What Is A Claim Against An Estate?

At any point in our lives, we all have some debt.  We have credit card debt, a balance due on our mortgage, or an open balance due on our car.  Upon death, these debts should be resolved before the probate estate can be finalized, and distribution made to a Decedent’s heirs.

When someone seeks appointment as administrator of a probate estate, one of their preliminary  obligations will be to file and publish a notice of the death.  This allow creditors time to file potential claims against the estate.

In a California probate, most creditors have one year from a Decedent’s date of the death to file a creditor claim in the Estate, or 4 months to file a claim from the time the administrator serves the creditor with notice to file a claim.

There are two specific exceptions to the above filing rules for creditors, which are available to the Government.  The CA Franchise Tax Board and the CA Department of Health Care Services have 4 months after receiving notifications from the Administrator to file their respective claims for unpaid state income taxes or for healthcare coverage (i.e. Medi-Cal usage).  It is quite possible that a deceased may have accumulated substantial medical bills that were not covered by private insurance, which bills were then paid by the State of CA’s Medi-Cal coverage, which is funded by taxpayer dollars.  These bills (paid by the CA Medi-Cal program) are recoverable by the State of CA as creditor claims against a Decedent’s Estate.  Administrators should generally file notice with these agencies as soon as possible, since these claims can often be substantial, and the government agencies take a while to file their claims.

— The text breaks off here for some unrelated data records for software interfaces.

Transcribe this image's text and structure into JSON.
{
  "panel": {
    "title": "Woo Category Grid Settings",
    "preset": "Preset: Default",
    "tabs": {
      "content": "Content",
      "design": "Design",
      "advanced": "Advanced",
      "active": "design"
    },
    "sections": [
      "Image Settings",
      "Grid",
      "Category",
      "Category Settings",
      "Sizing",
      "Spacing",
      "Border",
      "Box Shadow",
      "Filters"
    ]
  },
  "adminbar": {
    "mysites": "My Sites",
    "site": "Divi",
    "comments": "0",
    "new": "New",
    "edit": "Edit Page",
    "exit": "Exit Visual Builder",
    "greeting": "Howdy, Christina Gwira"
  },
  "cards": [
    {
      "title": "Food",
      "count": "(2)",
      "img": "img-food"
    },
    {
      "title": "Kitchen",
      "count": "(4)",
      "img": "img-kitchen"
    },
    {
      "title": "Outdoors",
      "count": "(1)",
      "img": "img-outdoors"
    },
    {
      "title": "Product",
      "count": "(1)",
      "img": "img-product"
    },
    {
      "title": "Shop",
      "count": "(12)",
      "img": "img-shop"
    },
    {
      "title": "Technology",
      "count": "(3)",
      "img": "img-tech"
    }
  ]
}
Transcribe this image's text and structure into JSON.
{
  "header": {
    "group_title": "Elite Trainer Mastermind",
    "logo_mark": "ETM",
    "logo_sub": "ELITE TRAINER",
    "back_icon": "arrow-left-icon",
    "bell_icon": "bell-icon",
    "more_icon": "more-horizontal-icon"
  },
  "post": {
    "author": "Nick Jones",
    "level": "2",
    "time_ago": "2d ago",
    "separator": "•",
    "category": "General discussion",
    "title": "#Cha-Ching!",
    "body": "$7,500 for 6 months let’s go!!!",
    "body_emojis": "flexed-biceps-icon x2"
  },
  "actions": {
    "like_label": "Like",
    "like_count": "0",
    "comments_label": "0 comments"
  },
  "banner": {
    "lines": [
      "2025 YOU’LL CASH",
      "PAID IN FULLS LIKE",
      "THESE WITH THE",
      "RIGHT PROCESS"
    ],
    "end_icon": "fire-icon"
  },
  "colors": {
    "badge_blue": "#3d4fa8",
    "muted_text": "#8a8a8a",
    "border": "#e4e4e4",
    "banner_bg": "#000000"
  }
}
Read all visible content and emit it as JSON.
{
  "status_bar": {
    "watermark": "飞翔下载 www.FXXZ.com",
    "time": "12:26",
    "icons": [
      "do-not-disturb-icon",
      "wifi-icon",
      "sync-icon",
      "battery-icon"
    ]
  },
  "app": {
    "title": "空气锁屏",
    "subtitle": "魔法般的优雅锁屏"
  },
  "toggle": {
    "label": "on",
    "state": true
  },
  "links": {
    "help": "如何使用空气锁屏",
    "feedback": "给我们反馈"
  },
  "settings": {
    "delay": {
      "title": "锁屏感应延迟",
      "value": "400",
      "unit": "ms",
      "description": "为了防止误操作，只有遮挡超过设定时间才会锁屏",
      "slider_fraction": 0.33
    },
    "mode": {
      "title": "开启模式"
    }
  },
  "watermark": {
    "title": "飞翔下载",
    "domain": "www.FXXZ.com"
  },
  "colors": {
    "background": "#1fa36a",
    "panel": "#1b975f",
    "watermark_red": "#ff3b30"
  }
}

The area of creditor claims is yet another example of the importance of a probate Administrator should always consult a competent probate attorney for advice and guidance.